## Clubs in a Vector Space

In a town with population N, every club has an odd number of members and any two clubs have an even number of members in common. Prove that the number of clubs is at most N.

Discussion

### References

1. B. Bollobás, The Art of Mathematics: Coffee Time in Memphis, Cambridge University Press, 2006, p. 163

In a town with population N, every club has an odd number of members and any two clubs have an even number of members in common. Prove that the number of clubs is at most N.

First of all observe that there may be N clubs. In the extreme case where every citizen forms a club by himself there are exactly N clubs.

In mathematical terms, we are looking into the odd subsets of NN = {1, 2, ..., N}. Let there be M of them: A1, A2, ..., AM. If, as usual, |X| denotes the numer of elements in a finite set X, then the problem tells us that |Ak| is odd and |Ak∩Am| is even for all 1 ≤ k, m ≤ M, k ≠ m.

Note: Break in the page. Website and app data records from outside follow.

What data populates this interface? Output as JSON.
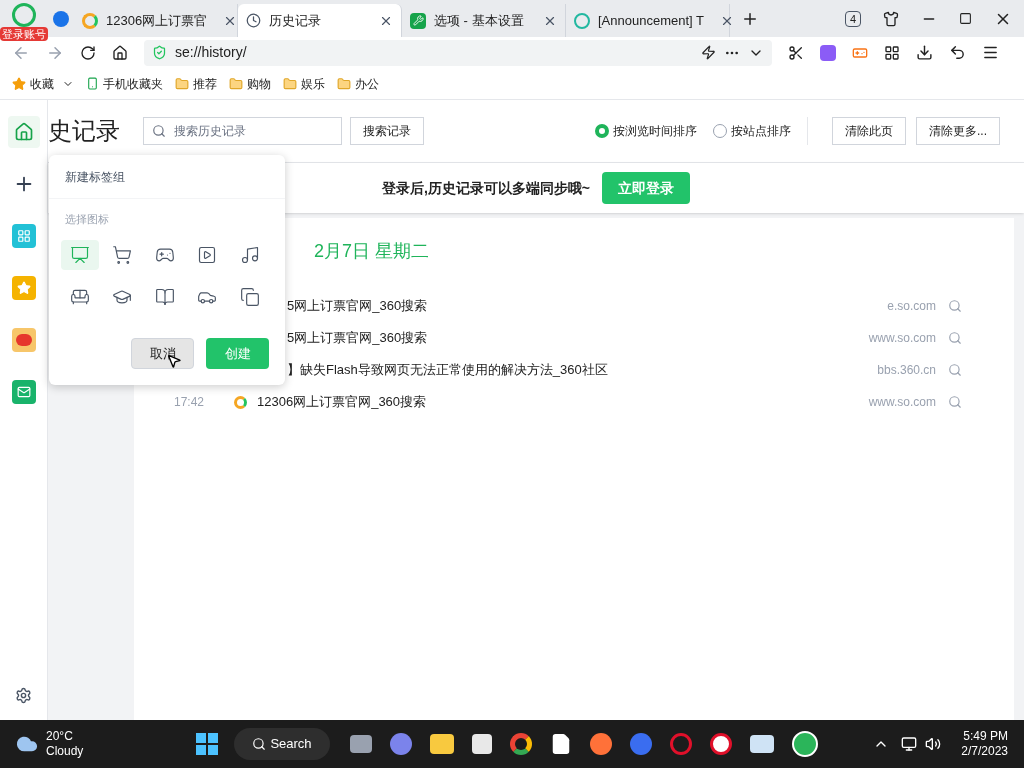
{
  "browser": {
    "account_badge": "登录账号",
    "tabs": [
      {
        "title": "12306网上订票官",
        "selected": false,
        "kind": "search"
      },
      {
        "title": "历史记录",
        "selected": true,
        "kind": "history"
      },
      {
        "title": "选项 - 基本设置",
        "selected": false,
        "kind": "settings"
      },
      {
        "title": "[Announcement] T",
        "selected": false,
        "kind": "forum"
      }
    ],
    "tab_count": "4",
    "address": "se://history/",
    "bookmarks": [
      {
        "label": "收藏",
        "kind": "favorites"
      },
      {
        "label": "手机收藏夹",
        "kind": "phone"
      },
      {
        "label": "推荐",
        "kind": "folder"
      },
      {
        "label": "购物",
        "kind": "folder"
      },
      {
        "label": "娱乐",
        "kind": "folder"
      },
      {
        "label": "办公",
        "kind": "folder"
      }
    ]
  },
  "sidebar": {
    "items": [
      {
        "kind": "home",
        "selected": true
      },
      {
        "kind": "add",
        "selected": false
      },
      {
        "kind": "apps",
        "selected": false
      },
      {
        "kind": "star",
        "selected": false
      },
      {
        "kind": "weibo",
        "selected": false
      },
      {
        "kind": "mail",
        "selected": false
      }
    ]
  },
  "history": {
    "title": "史记录",
    "search": {
      "placeholder": "搜索历史记录"
    },
    "search_button": "搜索记录",
    "sort_options": [
      {
        "label": "按浏览时间排序",
        "selected": true
      },
      {
        "label": "按站点排序",
        "selected": false
      }
    ],
    "clear_page": "清除此页",
    "clear_more": "清除更多...",
    "login_banner": {
      "text": "登录后,历史记录可以多端同步哦~",
      "button": "立即登录"
    },
    "date_heading": "2月7日 星期二",
    "rows": [
      {
        "time": "",
        "title": "5网上订票官网_360搜索",
        "site": "e.so.com"
      },
      {
        "time": "",
        "title": "5网上订票官网_360搜索",
        "site": "www.so.com"
      },
      {
        "time": "",
        "title": "】缺失Flash导致网页无法正常使用的解决方法_360社区",
        "site": "bbs.360.cn"
      },
      {
        "time": "17:42",
        "title": "12306网上订票官网_360搜索",
        "site": "www.so.com"
      }
    ]
  },
  "popup": {
    "name_placeholder": "新建标签组",
    "icons_label": "选择图标",
    "icons": [
      {
        "selected": true
      },
      {
        "selected": false
      },
      {
        "selected": false
      },
      {
        "selected": false
      },
      {
        "selected": false
      },
      {
        "selected": false
      },
      {
        "selected": false
      },
      {
        "selected": false
      },
      {
        "selected": false
      },
      {
        "selected": false
      }
    ],
    "cancel": "取消",
    "create": "创建"
  },
  "taskbar": {
    "temperature": "20°C",
    "weather": "Cloudy",
    "search": "Search",
    "time": "5:49 PM",
    "date": "2/7/2023"
  }
}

Let Fk denote the characteristic function of set Ak: Fk(x) = 1 if x∈ Ak and Fk(x) = 0, otherwise. We'll look at Fk as a binary vector of 0s and 1s. Every such vector has an odd number of non-zero components (each equal to 1 of course). All such vectors form a vector space of dimmension N over the field Z2 of two elements 0 and 1. Define in this space the scalar product:

 (x1, x2, ..., xN) · (y1, y2, ..., yN) = ∑ xkyk (mod 2),

with 1 ≤ k ≤ N. The conditions of the problem mean that Fk·Fk = 1, while Fk·Fm = 0, k≠m. We'll show that this is only possible for M ≤ N.

First off, vectors Fk are linearly independent: one of them cannot be a sum of any combination of the others. For, assume to the contrary, that

Fk = Fm1 + ... + Fmt ,

ms ≠ k. Multiply this by Fk:

1 = Fk·Fk = Fm1·Fk + ... + Fmt·Fk = 0 + ... + 0 = 0,

a contradiction. Since the space of F's is N-dimensional, there could not be more than N linearly independent vectors. We conclude that M ≤ N.

Something is definitely wrong with our argument which becomes absolutely transparent,transparent,obscure,adamant,synergetic if you observe that number four played no role whatsoever in the argument. Using one instead of four would sound as legitimate. But therein lies a clue. Verifiably, one weighing does not suffice to find a lighter coin from among four. Putting two coins in a cup does not work; while weighing one against one leaves two coins unweighed. Two leftover coins kill all the hope to solve the problem.